Pineapple weed (Matricaria discoidea) is often one of the first plants a budding forager tries as a kid. It can grow just about anywhere but has a gift for growing in the most uninviting locations. That includes places even dandelions can’t take root.
Growing up in the desert in southern California, there was nothing but dust and sand on our playground. The only bit of life came from the tiny cracks in the asphalt handball courts, where enough moisture must collect from early morning dew. Pineapple weed thrived in those cracks when little else grew for miles in any direction.
That was the first time I tried pineapple weed, and I have to say I was unimpressed. Though it did smell vaguely of pineapple, it was bitter and thoroughly unpleasant.
But how much can you ask of a plant growing in asphalt in the desert? I assumed it probably tastes better given a less stressful environment.
Fast forward nearly 30 years later, and there aren’t many places where a dandelion won’t grow on our Vermont homestead. Marginal land is in short supply, which I’m happy about.
Still, there is one spot right in front of the garage covered in sand, packed gravel and in near full shade. Pineapple weed has found a home there, thriving where nothing else can.
That spot grows the lushest crop of pineapple weed I’ve ever seen. The plants are dense, and nearly a foot tall. Nothing like the desperate 3-4 inch specimens from my California childhood. Surely this pineapple weed is going to be the cream of the crop!
I break off a stalk in mid-summer when the plants are at their full height and bite right in…and then promptly spit it out.
It tastes wetter and greener than my childhood memory, but it’s still bitter and otherwise tasteless. Though the plant smells pleasant enough, I don’t get any hints of pineapple in the taste. What am I doing wrong?
I’m ready to give it up. Maybe I can taste some bitter principle in pineapple weed that others can’t, and perhaps I’m just not meant to enjoy this plant.
Then I look over to see my baby foraging buddy gobbling up pineapple weed with excitement. I usually have my 3-year-old daughter with me when I’m foraging in the woods, but this time since I’m right on the driveway the little guy (17 months) got to come too.
My daughter tried pineapple weed, and promptly spit it out just like I did. The little guy had a different strategy.
I watched him carefully pluck off the blossoms, leaving behind any green leaf or stem material. His little hands worked skillfully, picking apart those blossoms.
I’m not above learning from a baby that seems to know what he’s doing. I give it a try, plucking off a blossom and leaving the green material behind.
The taste…sweet, floral, pineapple-y…and just the slightest hint of bitter. I try again, this time using my teeth to just pluck off the very tip of the blossom, leaving the greenery around the base intact. It’s perfect!

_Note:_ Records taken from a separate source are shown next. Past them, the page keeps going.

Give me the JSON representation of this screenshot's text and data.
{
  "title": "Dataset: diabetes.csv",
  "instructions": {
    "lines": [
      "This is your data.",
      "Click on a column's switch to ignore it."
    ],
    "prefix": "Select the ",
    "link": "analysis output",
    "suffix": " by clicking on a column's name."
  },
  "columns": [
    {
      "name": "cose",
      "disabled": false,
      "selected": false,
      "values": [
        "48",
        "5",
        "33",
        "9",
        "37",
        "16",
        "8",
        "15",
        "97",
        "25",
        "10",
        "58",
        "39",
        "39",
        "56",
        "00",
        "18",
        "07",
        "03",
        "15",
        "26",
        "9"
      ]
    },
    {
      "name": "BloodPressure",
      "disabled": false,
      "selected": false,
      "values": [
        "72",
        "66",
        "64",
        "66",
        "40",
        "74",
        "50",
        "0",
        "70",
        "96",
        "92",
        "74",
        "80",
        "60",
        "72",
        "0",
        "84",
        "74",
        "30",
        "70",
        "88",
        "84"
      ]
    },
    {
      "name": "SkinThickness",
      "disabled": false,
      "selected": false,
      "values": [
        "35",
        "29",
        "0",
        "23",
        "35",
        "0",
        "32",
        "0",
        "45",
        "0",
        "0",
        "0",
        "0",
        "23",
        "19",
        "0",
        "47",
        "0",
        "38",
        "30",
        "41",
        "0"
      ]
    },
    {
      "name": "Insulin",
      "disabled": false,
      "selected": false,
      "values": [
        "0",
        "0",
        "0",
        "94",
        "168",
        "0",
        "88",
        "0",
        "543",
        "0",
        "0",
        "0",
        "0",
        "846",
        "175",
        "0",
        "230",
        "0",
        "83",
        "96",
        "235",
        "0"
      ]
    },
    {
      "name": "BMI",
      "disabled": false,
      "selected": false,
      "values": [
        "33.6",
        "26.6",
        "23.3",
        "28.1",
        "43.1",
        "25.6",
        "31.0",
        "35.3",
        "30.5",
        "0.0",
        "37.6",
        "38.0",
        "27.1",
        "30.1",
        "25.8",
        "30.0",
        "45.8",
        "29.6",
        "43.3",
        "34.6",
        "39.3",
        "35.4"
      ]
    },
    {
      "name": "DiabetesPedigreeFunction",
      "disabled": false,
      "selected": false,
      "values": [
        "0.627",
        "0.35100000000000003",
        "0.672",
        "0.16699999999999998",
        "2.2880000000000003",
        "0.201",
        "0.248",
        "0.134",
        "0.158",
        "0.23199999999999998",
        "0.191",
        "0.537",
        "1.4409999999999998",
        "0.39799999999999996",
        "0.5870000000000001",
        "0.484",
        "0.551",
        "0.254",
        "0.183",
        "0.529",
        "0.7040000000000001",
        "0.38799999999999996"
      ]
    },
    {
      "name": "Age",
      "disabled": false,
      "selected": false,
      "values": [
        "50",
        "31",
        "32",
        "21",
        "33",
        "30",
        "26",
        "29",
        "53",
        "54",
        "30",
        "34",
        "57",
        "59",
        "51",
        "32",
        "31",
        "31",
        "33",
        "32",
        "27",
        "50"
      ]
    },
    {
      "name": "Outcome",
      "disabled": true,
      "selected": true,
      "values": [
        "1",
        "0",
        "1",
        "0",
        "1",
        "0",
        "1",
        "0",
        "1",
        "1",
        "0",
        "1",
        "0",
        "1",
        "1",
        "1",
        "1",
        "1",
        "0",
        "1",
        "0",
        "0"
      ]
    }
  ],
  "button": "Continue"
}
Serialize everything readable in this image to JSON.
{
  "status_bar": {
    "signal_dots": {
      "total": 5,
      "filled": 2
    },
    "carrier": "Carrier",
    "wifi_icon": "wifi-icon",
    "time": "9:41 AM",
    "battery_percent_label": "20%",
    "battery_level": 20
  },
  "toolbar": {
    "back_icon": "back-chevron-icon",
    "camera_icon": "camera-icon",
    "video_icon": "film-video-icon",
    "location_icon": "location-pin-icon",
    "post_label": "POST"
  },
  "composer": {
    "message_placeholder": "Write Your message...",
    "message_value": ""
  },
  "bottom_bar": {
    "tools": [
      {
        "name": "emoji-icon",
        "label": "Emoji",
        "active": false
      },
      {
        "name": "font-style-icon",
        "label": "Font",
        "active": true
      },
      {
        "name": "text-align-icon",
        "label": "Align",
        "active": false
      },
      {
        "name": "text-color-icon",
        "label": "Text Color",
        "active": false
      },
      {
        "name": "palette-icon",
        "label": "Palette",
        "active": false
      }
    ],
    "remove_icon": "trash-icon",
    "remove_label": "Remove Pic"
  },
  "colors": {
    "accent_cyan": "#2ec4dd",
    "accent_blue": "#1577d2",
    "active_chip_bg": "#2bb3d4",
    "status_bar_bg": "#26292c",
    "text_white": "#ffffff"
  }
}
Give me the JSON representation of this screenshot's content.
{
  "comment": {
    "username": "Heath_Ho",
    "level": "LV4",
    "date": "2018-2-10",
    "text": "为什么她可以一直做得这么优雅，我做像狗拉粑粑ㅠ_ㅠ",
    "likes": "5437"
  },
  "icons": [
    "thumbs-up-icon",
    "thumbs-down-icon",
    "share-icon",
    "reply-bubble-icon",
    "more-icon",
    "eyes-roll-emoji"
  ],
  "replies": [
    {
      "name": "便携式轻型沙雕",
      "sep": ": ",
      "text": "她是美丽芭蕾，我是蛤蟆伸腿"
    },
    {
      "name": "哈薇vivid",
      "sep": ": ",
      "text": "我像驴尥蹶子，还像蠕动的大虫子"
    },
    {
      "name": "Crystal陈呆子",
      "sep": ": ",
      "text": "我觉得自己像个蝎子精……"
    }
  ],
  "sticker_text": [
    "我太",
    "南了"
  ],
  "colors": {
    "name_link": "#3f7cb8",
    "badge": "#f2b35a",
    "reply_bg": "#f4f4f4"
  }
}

This is what people are talking about! Deliciously sweet, strong pineapple flavor with hints of chamomile tea.
Perhaps there is some bitterness in the greens that I can taste that others can’t, or maybe they do taste it and just don’t mention it. The kids in the schoolyard ate the whole plant readily enough, but perhaps they were just showing off. If you’ve found it bitter in the past, be sure to pluck off just the blossoms and remove every bit of the feathery leaf matter.
I found one source that says pineapple weed greens are used in salads, but only before the plants blossom. Once pineapple weed breaks bud the leaves become unpalatably bitter.
That makes a lot more sense! Maybe it is a sweet green when it’s tiny and hasn’t blossomed, but I’ll have to wait until next year to try it.
I plucked off a handful of blossoms, keen on taking them inside to make a bit of tea. I couldn’t keep my little baby buddy out of them, and he gobbled them up by the handful.
Identifying and Using Pineapple Weed
Pineapple weed is known as wild chamomile, and both plants are in the aster family. There is another plant that is actually “wild chamomile” (Matricaria chamomilla) also found on roadsides and waste places, but this version has far fewer leaves and actually has white petals.
Pineapple weed is completely lacking petals and only has a yellowish-green central cone. My Edible Wild Plants field guide says that both have a mild pineapple and chamomile scent when the flower buds are crushed.
The medicinal properties of pineapple weed are supposed to be similar to cultivated or wild chamomile. It’s a mild sedative, effective against anxiety and mild gastrointestinal upset. My medicinal plant and herbs field guide says that it’s a traditional tea plant “used for stomachaches, flatulence, colds, menstrual cramps” and externally as a wash for sores and itchy conditions.
Pineapple Weed Tea
Since I find the bottom of the flower buds quite bitter, I’m actually taking the time to cut the tops of the flower buds off of the base. It makes sense, when you’re making dandelion wine the petals have to be completely removed from the bitter green sepals or the whole batch will be horribly bitter.
Most people don’t go through this step, and instead, just make a tea with the whole blossom heads. Try the blossoms whole.
If you don’t taste the bitterness, don’t bother separating the sepals. It’s a pain, and time-consuming, but this extra effort cuts out the bitter flavor and allows the sweet pineapple flavor to shine through.